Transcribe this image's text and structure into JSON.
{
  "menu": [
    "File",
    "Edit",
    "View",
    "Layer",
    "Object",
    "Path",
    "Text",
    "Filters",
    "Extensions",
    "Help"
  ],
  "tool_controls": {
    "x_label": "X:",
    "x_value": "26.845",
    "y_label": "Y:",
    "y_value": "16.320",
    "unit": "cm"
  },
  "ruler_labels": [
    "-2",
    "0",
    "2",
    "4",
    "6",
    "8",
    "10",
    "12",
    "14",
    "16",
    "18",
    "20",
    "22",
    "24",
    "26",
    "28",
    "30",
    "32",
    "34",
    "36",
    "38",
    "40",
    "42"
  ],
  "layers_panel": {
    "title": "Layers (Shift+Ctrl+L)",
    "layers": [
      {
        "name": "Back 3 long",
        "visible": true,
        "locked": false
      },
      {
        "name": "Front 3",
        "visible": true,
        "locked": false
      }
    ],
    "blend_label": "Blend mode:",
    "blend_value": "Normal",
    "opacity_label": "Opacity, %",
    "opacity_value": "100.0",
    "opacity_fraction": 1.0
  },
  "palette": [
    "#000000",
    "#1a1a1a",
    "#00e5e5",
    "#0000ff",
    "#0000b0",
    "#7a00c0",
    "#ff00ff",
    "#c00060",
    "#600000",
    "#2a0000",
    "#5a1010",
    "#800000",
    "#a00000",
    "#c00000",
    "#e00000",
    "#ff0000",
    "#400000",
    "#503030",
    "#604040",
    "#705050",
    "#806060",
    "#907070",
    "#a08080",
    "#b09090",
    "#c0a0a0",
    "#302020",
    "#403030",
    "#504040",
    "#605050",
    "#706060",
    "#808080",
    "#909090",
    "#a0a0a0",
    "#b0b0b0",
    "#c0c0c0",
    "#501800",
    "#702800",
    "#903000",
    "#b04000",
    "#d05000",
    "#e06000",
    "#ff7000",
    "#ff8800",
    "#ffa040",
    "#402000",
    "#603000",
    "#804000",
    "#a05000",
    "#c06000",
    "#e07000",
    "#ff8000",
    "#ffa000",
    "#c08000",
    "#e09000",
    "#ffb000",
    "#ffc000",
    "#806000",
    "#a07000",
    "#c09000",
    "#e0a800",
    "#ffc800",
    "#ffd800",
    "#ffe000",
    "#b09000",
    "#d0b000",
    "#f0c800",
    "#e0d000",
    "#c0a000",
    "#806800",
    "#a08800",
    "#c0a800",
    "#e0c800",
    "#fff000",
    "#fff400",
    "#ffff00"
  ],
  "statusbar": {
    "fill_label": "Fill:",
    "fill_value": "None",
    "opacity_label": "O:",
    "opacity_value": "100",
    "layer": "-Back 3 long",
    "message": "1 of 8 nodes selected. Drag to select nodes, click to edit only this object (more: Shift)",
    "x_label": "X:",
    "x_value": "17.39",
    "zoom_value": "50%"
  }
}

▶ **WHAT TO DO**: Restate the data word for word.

▶ **FINISHED EXERCISE**:
Transcribe this image's text and structure into JSON.
{
  "menu": [
    "File",
    "Edit",
    "View",
    "Layer",
    "Object",
    "Path",
    "Text",
    "Filters",
    "Extensions",
    "Help"
  ],
  "tool_controls": {
    "x_label": "X:",
    "x_value": "26.845",
    "y_label": "Y:",
    "y_value": "16.320",
    "unit": "cm"
  },
  "ruler_labels": [
    "-2",
    "0",
    "2",
    "4",
    "6",
    "8",
    "10",
    "12",
    "14",
    "16",
    "18",
    "20",
    "22",
    "24",
    "26",
    "28",
    "30",
    "32",
    "34",
    "36",
    "38",
    "40",
    "42"
  ],
  "layers_panel": {
    "title": "Layers (Shift+Ctrl+L)",
    "layers": [
      {
        "name": "Back 3 long",
        "visible": true,
        "locked": false
      },
      {
        "name": "Front 3",
        "visible": true,
        "locked": false
      }
    ],
    "blend_label": "Blend mode:",
    "blend_value": "Normal",
    "opacity_label": "Opacity, %",
    "opacity_value": "100.0",
    "opacity_fraction": 1.0
  },
  "palette": [
    "#000000",
    "#1a1a1a",
    "#00e5e5",
    "#0000ff",
    "#0000b0",
    "#7a00c0",
    "#ff00ff",
    "#c00060",
    "#600000",
    "#2a0000",
    "#5a1010",
    "#800000",
    "#a00000",
    "#c00000",
    "#e00000",
    "#ff0000",
    "#400000",
    "#503030",
    "#604040",
    "#705050",
    "#806060",
    "#907070",
    "#a08080",
    "#b09090",
    "#c0a0a0",
    "#302020",
    "#403030",
    "#504040",
    "#605050",
    "#706060",
    "#808080",
    "#909090",
    "#a0a0a0",
    "#b0b0b0",
    "#c0c0c0",
    "#501800",
    "#702800",
    "#903000",
    "#b04000",
    "#d05000",
    "#e06000",
    "#ff7000",
    "#ff8800",
    "#ffa040",
    "#402000",
    "#603000",
    "#804000",
    "#a05000",
    "#c06000",
    "#e07000",
    "#ff8000",
    "#ffa000",
    "#c08000",
    "#e09000",
    "#ffb000",
    "#ffc000",
    "#806000",
    "#a07000",
    "#c09000",
    "#e0a800",
    "#ffc800",
    "#ffd800",
    "#ffe000",
    "#b09000",
    "#d0b000",
    "#f0c800",
    "#e0d000",
    "#c0a000",
    "#806800",
    "#a08800",
    "#c0a800",
    "#e0c800",
    "#fff000",
    "#fff400",
    "#ffff00"
  ],
  "statusbar": {
    "fill_label": "Fill:",
    "fill_value": "None",
    "opacity_label": "O:",
    "opacity_value": "100",
    "layer": "-Back 3 long",
    "message": "1 of 8 nodes selected. Drag to select nodes, click to edit only this object (more: Shift)",
    "x_label": "X:",
    "x_value": "17.39",
    "zoom_value": "50%"
  }
}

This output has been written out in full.